There is a revolution in education occurring! Our youth today is called the digital generation, and they feel extremely comfortable with technology. How are we, teachers, going to transform our way of classroom instruction into a world that our students can relate to, and thrive from? One way is what we now call
1:1 Computing.


The ongoing theme is to push for more technology in the classroom. We are led to believe that this introduction to technology will result in better teaching, increased motivation, and ultimately a more effective student learning experience. This is unfortunately not always the case, at least not right away. Any new innovation has complexities that need to be explored before any type of mastery takes place.
So the Question arises is a 1:1 computing system necessarily the way to go?
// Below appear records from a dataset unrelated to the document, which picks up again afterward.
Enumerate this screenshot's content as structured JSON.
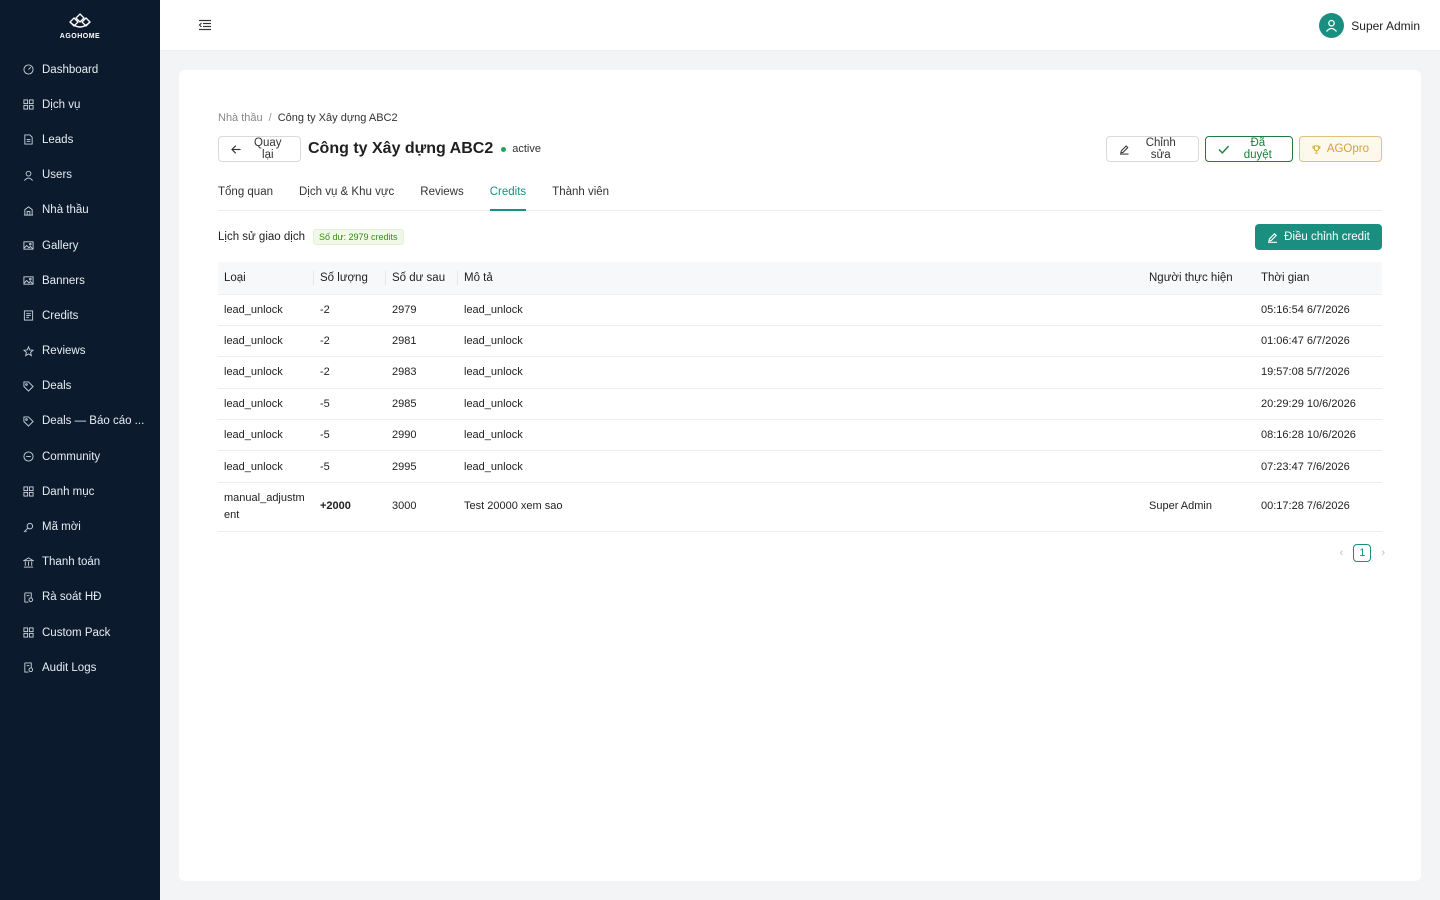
{
  "brand": {
    "name": "AGOHOME"
  },
  "sidebar": {
    "items": [
      {
        "label": "Dashboard",
        "icon": "dashboard-icon"
      },
      {
        "label": "Dịch vụ",
        "icon": "grid-icon"
      },
      {
        "label": "Leads",
        "icon": "file-icon"
      },
      {
        "label": "Users",
        "icon": "user-icon"
      },
      {
        "label": "Nhà thầu",
        "icon": "building-icon"
      },
      {
        "label": "Gallery",
        "icon": "image-icon"
      },
      {
        "label": "Banners",
        "icon": "image-icon"
      },
      {
        "label": "Credits",
        "icon": "credit-icon"
      },
      {
        "label": "Reviews",
        "icon": "star-icon"
      },
      {
        "label": "Deals",
        "icon": "tag-icon"
      },
      {
        "label": "Deals — Báo cáo ...",
        "icon": "tag-icon"
      },
      {
        "label": "Community",
        "icon": "chat-icon"
      },
      {
        "label": "Danh mục",
        "icon": "grid-icon"
      },
      {
        "label": "Mã mời",
        "icon": "key-icon"
      },
      {
        "label": "Thanh toán",
        "icon": "bank-icon"
      },
      {
        "label": "Rà soát HĐ",
        "icon": "audit-icon"
      },
      {
        "label": "Custom Pack",
        "icon": "grid-icon"
      },
      {
        "label": "Audit Logs",
        "icon": "audit-icon"
      }
    ]
  },
  "header": {
    "user_name": "Super Admin"
  },
  "breadcrumb": {
    "parent": "Nhà thầu",
    "separator": "/",
    "current": "Công ty Xây dựng ABC2"
  },
  "page": {
    "back_label": "Quay lại",
    "title": "Công ty Xây dựng ABC2",
    "status": "active",
    "edit_label": "Chỉnh sửa",
    "approved_label": "Đã duyệt",
    "agopro_label": "AGOpro"
  },
  "tabs": [
    {
      "label": "Tổng quan",
      "active": false
    },
    {
      "label": "Dịch vụ & Khu vực",
      "active": false
    },
    {
      "label": "Reviews",
      "active": false
    },
    {
      "label": "Credits",
      "active": true
    },
    {
      "label": "Thành viên",
      "active": false
    }
  ],
  "credits": {
    "section_title": "Lịch sử giao dịch",
    "balance_label": "Số dư: 2979 credits",
    "adjust_label": "Điều chỉnh credit",
    "columns": [
      "Loại",
      "Số lượng",
      "Số dư sau",
      "Mô tả",
      "Người thực hiện",
      "Thời gian"
    ],
    "rows": [
      {
        "type": "lead_unlock",
        "amount": "-2",
        "balance": "2979",
        "desc": "lead_unlock",
        "actor": "",
        "time": "05:16:54 6/7/2026"
      },
      {
        "type": "lead_unlock",
        "amount": "-2",
        "balance": "2981",
        "desc": "lead_unlock",
        "actor": "",
        "time": "01:06:47 6/7/2026"
      },
      {
        "type": "lead_unlock",
        "amount": "-2",
        "balance": "2983",
        "desc": "lead_unlock",
        "actor": "",
        "time": "19:57:08 5/7/2026"
      },
      {
        "type": "lead_unlock",
        "amount": "-5",
        "balance": "2985",
        "desc": "lead_unlock",
        "actor": "",
        "time": "20:29:29 10/6/2026"
      },
      {
        "type": "lead_unlock",
        "amount": "-5",
        "balance": "2990",
        "desc": "lead_unlock",
        "actor": "",
        "time": "08:16:28 10/6/2026"
      },
      {
        "type": "lead_unlock",
        "amount": "-5",
        "balance": "2995",
        "desc": "lead_unlock",
        "actor": "",
        "time": "07:23:47 7/6/2026"
      },
      {
        "type": "manual_adjustment",
        "amount": "+2000",
        "balance": "3000",
        "desc": "Test 20000 xem sao",
        "actor": "Super Admin",
        "time": "00:17:28 7/6/2026"
      }
    ]
  },
  "pagination": {
    "current_page": "1",
    "prev": "‹",
    "next": "›"
  },
  "colors": {
    "sidebar_bg": "#0b1a2c",
    "accent": "#1a8f7f",
    "negative": "#d61f2c",
    "positive": "#1e8a35",
    "status_active": "#22a35a"
  }
}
Or will it just become another distraction for our students?


What is 1:1 Computing?

One to One computing is one way which schools are bridging the gap between students need and the classroom environment. Each student in the class will have a laptop, tablet, or handheld computer at their fingertips, hence one computer to one student. When students have the computer devise at their fingertips, a whole new world of possibilities occur. With any new technology, there are positives, negatives, and everything in between. But if it is used effectively the possibilities are endless.
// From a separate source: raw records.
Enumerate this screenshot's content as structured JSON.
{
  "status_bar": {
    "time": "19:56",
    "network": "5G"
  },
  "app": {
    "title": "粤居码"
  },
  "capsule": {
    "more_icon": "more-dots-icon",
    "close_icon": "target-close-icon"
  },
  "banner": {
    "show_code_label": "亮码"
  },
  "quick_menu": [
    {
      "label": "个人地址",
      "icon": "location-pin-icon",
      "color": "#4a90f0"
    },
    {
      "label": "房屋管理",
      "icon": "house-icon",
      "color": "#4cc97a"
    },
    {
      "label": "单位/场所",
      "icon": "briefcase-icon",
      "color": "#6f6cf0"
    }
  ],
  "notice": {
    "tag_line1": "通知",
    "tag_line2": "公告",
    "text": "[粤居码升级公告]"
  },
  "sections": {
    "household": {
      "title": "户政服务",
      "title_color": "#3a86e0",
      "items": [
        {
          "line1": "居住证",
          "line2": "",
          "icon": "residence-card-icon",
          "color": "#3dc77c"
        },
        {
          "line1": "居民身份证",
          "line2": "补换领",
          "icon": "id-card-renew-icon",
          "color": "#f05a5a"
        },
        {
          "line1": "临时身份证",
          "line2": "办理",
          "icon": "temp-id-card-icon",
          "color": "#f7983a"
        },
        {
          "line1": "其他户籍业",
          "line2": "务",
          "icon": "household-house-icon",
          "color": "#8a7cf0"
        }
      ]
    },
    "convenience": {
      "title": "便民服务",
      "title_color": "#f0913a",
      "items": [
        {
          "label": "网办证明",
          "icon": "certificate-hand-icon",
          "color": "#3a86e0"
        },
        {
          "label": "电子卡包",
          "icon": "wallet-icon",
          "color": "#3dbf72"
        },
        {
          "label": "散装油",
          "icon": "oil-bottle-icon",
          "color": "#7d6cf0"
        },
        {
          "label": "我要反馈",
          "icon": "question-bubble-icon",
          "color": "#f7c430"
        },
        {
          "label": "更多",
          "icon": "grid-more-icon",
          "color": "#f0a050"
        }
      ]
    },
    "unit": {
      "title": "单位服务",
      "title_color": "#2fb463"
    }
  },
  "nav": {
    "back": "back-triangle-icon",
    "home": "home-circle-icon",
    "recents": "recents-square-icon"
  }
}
For example, the table below shows the differences between Learning from Technology vs. Learning with Technology.
Source:Florida Department of Education
Learning from Technology
Learning with Technology
teacher centered
student centered
provide/deliver instruction
produce learning
transfer knowledge from faculty to students
elicit students' discovery and construction of knowledge
single sense stimulation
multi-sensory stimulation
single-path progression
multi-path progression
single media
isolated work
collaborative work
information delivery
information exchange
passive learning
active learning
factual, knowledge-based
critical thinking and decision-making
reactive response
proactive-planned action
isolated, artificial context
authentic, real world context
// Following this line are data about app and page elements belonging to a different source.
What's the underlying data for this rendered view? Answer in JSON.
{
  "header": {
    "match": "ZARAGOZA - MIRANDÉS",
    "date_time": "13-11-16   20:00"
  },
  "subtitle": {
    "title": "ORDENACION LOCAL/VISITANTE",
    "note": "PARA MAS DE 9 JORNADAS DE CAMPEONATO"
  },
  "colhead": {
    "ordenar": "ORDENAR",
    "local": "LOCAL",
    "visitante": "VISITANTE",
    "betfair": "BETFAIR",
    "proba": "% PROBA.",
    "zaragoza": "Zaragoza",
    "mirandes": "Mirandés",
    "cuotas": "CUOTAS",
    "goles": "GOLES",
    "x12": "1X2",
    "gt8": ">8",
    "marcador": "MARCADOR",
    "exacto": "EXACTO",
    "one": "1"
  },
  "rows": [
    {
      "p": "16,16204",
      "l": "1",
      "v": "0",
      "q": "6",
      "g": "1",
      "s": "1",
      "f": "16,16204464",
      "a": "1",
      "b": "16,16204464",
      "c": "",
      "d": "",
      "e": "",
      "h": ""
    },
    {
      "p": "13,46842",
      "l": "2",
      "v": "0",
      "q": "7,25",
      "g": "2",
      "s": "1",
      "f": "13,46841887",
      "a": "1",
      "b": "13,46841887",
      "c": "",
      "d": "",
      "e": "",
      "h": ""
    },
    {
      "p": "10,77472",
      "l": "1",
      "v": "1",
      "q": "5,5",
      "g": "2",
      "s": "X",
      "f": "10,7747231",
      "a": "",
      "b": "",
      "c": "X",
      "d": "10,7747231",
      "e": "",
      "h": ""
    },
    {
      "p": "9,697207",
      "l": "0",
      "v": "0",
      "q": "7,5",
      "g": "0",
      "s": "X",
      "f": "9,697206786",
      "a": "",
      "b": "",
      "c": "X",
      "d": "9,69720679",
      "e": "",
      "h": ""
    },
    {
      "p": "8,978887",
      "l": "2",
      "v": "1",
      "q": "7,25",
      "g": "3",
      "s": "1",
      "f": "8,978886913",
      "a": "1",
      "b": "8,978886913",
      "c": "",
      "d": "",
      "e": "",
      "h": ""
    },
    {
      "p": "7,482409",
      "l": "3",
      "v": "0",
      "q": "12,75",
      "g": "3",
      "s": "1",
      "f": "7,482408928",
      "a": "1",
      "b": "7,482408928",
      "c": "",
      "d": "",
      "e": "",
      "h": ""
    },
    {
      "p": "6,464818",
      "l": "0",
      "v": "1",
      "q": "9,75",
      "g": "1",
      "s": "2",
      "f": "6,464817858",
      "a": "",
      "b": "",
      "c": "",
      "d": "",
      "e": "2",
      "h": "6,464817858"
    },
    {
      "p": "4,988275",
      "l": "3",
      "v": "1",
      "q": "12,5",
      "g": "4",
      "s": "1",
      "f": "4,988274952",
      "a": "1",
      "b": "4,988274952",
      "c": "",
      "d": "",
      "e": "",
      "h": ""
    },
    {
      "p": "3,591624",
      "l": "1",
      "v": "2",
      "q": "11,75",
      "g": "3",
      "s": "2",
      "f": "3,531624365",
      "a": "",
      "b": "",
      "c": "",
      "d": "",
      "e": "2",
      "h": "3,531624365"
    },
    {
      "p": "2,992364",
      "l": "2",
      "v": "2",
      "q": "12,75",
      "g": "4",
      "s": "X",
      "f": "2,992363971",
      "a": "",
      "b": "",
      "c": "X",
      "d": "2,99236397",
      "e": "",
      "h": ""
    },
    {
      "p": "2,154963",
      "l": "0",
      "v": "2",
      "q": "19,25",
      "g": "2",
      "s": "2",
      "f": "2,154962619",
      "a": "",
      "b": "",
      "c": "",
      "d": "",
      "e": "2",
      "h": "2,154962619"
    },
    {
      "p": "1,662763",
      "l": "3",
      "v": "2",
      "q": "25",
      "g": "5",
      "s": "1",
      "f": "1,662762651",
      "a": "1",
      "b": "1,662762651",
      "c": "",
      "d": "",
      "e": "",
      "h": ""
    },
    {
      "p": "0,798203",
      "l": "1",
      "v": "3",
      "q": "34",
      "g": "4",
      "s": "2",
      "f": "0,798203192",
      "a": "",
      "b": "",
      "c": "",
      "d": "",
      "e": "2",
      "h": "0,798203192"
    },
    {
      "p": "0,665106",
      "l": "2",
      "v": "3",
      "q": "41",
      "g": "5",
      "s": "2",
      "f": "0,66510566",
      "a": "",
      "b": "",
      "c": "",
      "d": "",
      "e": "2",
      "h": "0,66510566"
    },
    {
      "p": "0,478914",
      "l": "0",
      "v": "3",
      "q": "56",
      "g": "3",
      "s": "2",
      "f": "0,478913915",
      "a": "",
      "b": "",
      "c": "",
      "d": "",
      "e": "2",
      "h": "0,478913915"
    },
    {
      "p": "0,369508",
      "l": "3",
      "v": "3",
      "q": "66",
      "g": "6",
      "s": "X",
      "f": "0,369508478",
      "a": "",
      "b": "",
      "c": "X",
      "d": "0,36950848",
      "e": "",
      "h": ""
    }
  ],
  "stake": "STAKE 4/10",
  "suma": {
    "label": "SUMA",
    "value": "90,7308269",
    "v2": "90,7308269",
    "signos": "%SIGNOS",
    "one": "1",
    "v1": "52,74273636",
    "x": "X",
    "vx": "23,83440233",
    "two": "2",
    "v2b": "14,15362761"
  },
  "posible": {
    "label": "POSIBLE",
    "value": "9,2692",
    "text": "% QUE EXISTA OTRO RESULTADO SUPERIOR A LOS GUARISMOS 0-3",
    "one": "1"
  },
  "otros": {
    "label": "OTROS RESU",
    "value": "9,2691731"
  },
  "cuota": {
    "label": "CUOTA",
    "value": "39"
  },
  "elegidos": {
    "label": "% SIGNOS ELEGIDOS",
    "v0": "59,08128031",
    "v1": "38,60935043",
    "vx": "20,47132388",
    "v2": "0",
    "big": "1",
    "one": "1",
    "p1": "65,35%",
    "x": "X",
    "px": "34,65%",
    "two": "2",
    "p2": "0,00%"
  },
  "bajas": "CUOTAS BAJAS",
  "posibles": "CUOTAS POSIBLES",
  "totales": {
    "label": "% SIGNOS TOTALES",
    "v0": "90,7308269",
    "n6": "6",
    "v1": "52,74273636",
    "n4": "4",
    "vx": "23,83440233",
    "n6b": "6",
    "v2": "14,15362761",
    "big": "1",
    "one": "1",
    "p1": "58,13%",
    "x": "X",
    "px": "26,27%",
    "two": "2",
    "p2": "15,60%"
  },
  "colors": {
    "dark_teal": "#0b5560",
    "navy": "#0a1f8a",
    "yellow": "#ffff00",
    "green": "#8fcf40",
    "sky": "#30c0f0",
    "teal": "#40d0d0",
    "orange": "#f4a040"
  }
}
This video shows the results of the 1:1 computer program in a New Jersey school that has been established for seven years.
1:1 Initiative

This video discusses some of the pros and cons of the 1:1 computer program.
Pros and Cons

Here is some food for thought! Can the laptop program be successful?

"One-to-one computing programs only as effective as their teachers"By Meris Stansbury

"Students who have access to technology outside of school will find schools without access to and integration of technology into their coursework to be antiquated and irrelevant to their world."

"Laptop hardware and software must be sufficient to allow students to be creators of content, not merely passive receivers of content. The laptop must be available to use as a cognitive tool wherever and whenever the student is working."

Successful professional development:
  • must be held on a continuous basis
  • provides mentors, coaches, or peer teammates to model appropriate integration strategies in actual classrooms
  • gives teachers feedback on their own performance
  • holds teachers accountable for implementing instructional strategies and student learning

Students and teachers must have access to rich multimedia resources to:
  • extend their world and life experiences
  • engage their senses
  • incorporate into their own multimedia projects
  • provide building blocks of instruction

“One of the most commonly reported impacts of K-12 one-to-one computing access in the literature refers to pedagogy: teacher actions become more constructivist in or the existence of a constructivist perspective is a key factor in successful one-to-one computing initiatives.”

For Example one teacher found “that teachers in one-to-one classrooms created student-centered environments for learning”.

Here are some more pros to the 1:1 Computing system:
  • Learning environments are transformed.
  • Assessment techniques change.
  • Teachers look to a variety of sources for training.
  • Mastery is no longer solely the province of technology gurus
  • Students are highly engaged.
  • Productivity increases.
  • Attitudes toward writing improve.

  • Students will be distracted from class
  • Students will steer away from instruction, and focus on playing with the computers
  • Teachers will not adapt to the new program, and will hurt both the teachers instruction, and student understanding
  • Less peer interaction
  • Attitudes of students are of empowerment.